++++ Available data ++++

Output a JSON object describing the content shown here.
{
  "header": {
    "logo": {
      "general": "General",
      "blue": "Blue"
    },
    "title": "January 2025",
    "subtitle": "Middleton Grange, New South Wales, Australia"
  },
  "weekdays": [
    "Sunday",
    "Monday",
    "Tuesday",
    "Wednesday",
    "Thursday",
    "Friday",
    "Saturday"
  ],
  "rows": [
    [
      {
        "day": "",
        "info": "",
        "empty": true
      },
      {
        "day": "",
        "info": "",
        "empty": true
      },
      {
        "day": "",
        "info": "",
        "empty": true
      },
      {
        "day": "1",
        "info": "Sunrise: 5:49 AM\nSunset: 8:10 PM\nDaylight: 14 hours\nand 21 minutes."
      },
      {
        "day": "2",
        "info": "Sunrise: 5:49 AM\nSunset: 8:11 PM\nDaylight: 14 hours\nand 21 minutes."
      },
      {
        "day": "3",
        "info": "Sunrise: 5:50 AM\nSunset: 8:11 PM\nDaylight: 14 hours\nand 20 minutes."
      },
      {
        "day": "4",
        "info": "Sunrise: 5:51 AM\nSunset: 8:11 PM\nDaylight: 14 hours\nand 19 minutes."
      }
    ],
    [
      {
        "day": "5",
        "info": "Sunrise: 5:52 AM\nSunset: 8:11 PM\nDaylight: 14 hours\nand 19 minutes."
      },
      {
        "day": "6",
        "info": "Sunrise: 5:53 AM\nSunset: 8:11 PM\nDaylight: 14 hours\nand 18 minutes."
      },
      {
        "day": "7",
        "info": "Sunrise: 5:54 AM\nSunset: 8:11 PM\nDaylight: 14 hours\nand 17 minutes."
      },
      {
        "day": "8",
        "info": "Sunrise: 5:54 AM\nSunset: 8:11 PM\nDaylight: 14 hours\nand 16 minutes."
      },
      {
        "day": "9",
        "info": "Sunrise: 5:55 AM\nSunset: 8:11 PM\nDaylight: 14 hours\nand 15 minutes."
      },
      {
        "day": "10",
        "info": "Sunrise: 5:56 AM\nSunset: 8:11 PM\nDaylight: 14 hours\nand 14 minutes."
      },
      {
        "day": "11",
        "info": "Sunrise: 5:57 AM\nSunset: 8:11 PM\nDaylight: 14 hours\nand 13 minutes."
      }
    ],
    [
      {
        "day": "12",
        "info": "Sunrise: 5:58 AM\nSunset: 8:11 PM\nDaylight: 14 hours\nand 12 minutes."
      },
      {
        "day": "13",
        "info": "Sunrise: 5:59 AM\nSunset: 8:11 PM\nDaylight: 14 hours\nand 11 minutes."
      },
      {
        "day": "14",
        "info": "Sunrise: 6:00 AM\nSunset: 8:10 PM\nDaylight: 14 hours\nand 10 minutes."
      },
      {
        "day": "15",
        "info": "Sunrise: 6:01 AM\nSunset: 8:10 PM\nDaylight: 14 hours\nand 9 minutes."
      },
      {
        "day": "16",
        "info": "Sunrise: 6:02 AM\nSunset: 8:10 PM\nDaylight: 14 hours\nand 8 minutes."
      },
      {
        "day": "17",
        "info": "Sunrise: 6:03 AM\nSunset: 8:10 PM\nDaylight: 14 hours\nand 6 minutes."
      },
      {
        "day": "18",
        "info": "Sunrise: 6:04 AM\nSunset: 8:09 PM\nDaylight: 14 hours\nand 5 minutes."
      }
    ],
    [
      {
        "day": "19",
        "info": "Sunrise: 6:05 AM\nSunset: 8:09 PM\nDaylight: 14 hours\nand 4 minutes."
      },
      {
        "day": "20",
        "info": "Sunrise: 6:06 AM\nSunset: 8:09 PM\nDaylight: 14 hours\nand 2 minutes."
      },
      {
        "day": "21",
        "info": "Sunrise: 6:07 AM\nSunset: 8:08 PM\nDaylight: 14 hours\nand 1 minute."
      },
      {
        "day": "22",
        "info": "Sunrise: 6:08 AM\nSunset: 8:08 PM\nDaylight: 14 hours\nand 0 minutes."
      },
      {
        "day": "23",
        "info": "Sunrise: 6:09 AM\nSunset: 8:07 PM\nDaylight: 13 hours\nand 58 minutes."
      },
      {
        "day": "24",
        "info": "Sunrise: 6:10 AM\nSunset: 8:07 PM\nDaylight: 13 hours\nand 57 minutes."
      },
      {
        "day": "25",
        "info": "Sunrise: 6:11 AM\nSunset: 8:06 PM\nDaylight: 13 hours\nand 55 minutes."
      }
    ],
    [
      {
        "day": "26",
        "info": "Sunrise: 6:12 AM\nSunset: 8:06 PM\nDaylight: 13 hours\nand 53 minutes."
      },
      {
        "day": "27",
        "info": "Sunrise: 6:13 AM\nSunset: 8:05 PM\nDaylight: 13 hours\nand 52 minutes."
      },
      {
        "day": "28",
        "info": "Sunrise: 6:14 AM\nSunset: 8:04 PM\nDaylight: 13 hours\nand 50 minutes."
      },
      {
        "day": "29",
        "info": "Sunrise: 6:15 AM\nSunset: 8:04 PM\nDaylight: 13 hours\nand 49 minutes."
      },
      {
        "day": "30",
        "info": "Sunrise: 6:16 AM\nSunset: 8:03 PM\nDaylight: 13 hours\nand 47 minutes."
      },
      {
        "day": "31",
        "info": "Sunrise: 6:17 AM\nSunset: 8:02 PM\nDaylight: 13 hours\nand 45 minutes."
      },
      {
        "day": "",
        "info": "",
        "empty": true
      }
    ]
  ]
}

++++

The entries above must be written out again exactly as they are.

Output a JSON object describing the content shown here.
{
  "header": {
    "logo": {
      "general": "General",
      "blue": "Blue"
    },
    "title": "January 2025",
    "subtitle": "Middleton Grange, New South Wales, Australia"
  },
  "weekdays": [
    "Sunday",
    "Monday",
    "Tuesday",
    "Wednesday",
    "Thursday",
    "Friday",
    "Saturday"
  ],
  "rows": [
    [
      {
        "day": "",
        "info": "",
        "empty": true
      },
      {
        "day": "",
        "info": "",
        "empty": true
      },
      {
        "day": "",
        "info": "",
        "empty": true
      },
      {
        "day": "1",
        "info": "Sunrise: 5:49 AM\nSunset: 8:10 PM\nDaylight: 14 hours\nand 21 minutes."
      },
      {
        "day": "2",
        "info": "Sunrise: 5:49 AM\nSunset: 8:11 PM\nDaylight: 14 hours\nand 21 minutes."
      },
      {
        "day": "3",
        "info": "Sunrise: 5:50 AM\nSunset: 8:11 PM\nDaylight: 14 hours\nand 20 minutes."
      },
      {
        "day": "4",
        "info": "Sunrise: 5:51 AM\nSunset: 8:11 PM\nDaylight: 14 hours\nand 19 minutes."
      }
    ],
    [
      {
        "day": "5",
        "info": "Sunrise: 5:52 AM\nSunset: 8:11 PM\nDaylight: 14 hours\nand 19 minutes."
      },
      {
        "day": "6",
        "info": "Sunrise: 5:53 AM\nSunset: 8:11 PM\nDaylight: 14 hours\nand 18 minutes."
      },
      {
        "day": "7",
        "info": "Sunrise: 5:54 AM\nSunset: 8:11 PM\nDaylight: 14 hours\nand 17 minutes."
      },
      {
        "day": "8",
        "info": "Sunrise: 5:54 AM\nSunset: 8:11 PM\nDaylight: 14 hours\nand 16 minutes."
      },
      {
        "day": "9",
        "info": "Sunrise: 5:55 AM\nSunset: 8:11 PM\nDaylight: 14 hours\nand 15 minutes."
      },
      {
        "day": "10",
        "info": "Sunrise: 5:56 AM\nSunset: 8:11 PM\nDaylight: 14 hours\nand 14 minutes."
      },
      {
        "day": "11",
        "info": "Sunrise: 5:57 AM\nSunset: 8:11 PM\nDaylight: 14 hours\nand 13 minutes."
      }
    ],
    [
      {
        "day": "12",
        "info": "Sunrise: 5:58 AM\nSunset: 8:11 PM\nDaylight: 14 hours\nand 12 minutes."
      },
      {
        "day": "13",
        "info": "Sunrise: 5:59 AM\nSunset: 8:11 PM\nDaylight: 14 hours\nand 11 minutes."
      },
      {
        "day": "14",
        "info": "Sunrise: 6:00 AM\nSunset: 8:10 PM\nDaylight: 14 hours\nand 10 minutes."
      },
      {
        "day": "15",
        "info": "Sunrise: 6:01 AM\nSunset: 8:10 PM\nDaylight: 14 hours\nand 9 minutes."
      },
      {
        "day": "16",
        "info": "Sunrise: 6:02 AM\nSunset: 8:10 PM\nDaylight: 14 hours\nand 8 minutes."
      },
      {
        "day": "17",
        "info": "Sunrise: 6:03 AM\nSunset: 8:10 PM\nDaylight: 14 hours\nand 6 minutes."
      },
      {
        "day": "18",
        "info": "Sunrise: 6:04 AM\nSunset: 8:09 PM\nDaylight: 14 hours\nand 5 minutes."
      }
    ],
    [
      {
        "day": "19",
        "info": "Sunrise: 6:05 AM\nSunset: 8:09 PM\nDaylight: 14 hours\nand 4 minutes."
      },
      {
        "day": "20",
        "info": "Sunrise: 6:06 AM\nSunset: 8:09 PM\nDaylight: 14 hours\nand 2 minutes."
      },
      {
        "day": "21",
        "info": "Sunrise: 6:07 AM\nSunset: 8:08 PM\nDaylight: 14 hours\nand 1 minute."
      },
      {
        "day": "22",
        "info": "Sunrise: 6:08 AM\nSunset: 8:08 PM\nDaylight: 14 hours\nand 0 minutes."
      },
      {
        "day": "23",
        "info": "Sunrise: 6:09 AM\nSunset: 8:07 PM\nDaylight: 13 hours\nand 58 minutes."
      },
      {
        "day": "24",
        "info": "Sunrise: 6:10 AM\nSunset: 8:07 PM\nDaylight: 13 hours\nand 57 minutes."
      },
      {
        "day": "25",
        "info": "Sunrise: 6:11 AM\nSunset: 8:06 PM\nDaylight: 13 hours\nand 55 minutes."
      }
    ],
    [
      {
        "day": "26",
        "info": "Sunrise: 6:12 AM\nSunset: 8:06 PM\nDaylight: 13 hours\nand 53 minutes."
      },
      {
        "day": "27",
        "info": "Sunrise: 6:13 AM\nSunset: 8:05 PM\nDaylight: 13 hours\nand 52 minutes."
      },
      {
        "day": "28",
        "info": "Sunrise: 6:14 AM\nSunset: 8:04 PM\nDaylight: 13 hours\nand 50 minutes."
      },
      {
        "day": "29",
        "info": "Sunrise: 6:15 AM\nSunset: 8:04 PM\nDaylight: 13 hours\nand 49 minutes."
      },
      {
        "day": "30",
        "info": "Sunrise: 6:16 AM\nSunset: 8:03 PM\nDaylight: 13 hours\nand 47 minutes."
      },
      {
        "day": "31",
        "info": "Sunrise: 6:17 AM\nSunset: 8:02 PM\nDaylight: 13 hours\nand 45 minutes."
      },
      {
        "day": "",
        "info": "",
        "empty": true
      }
    ]
  ]
}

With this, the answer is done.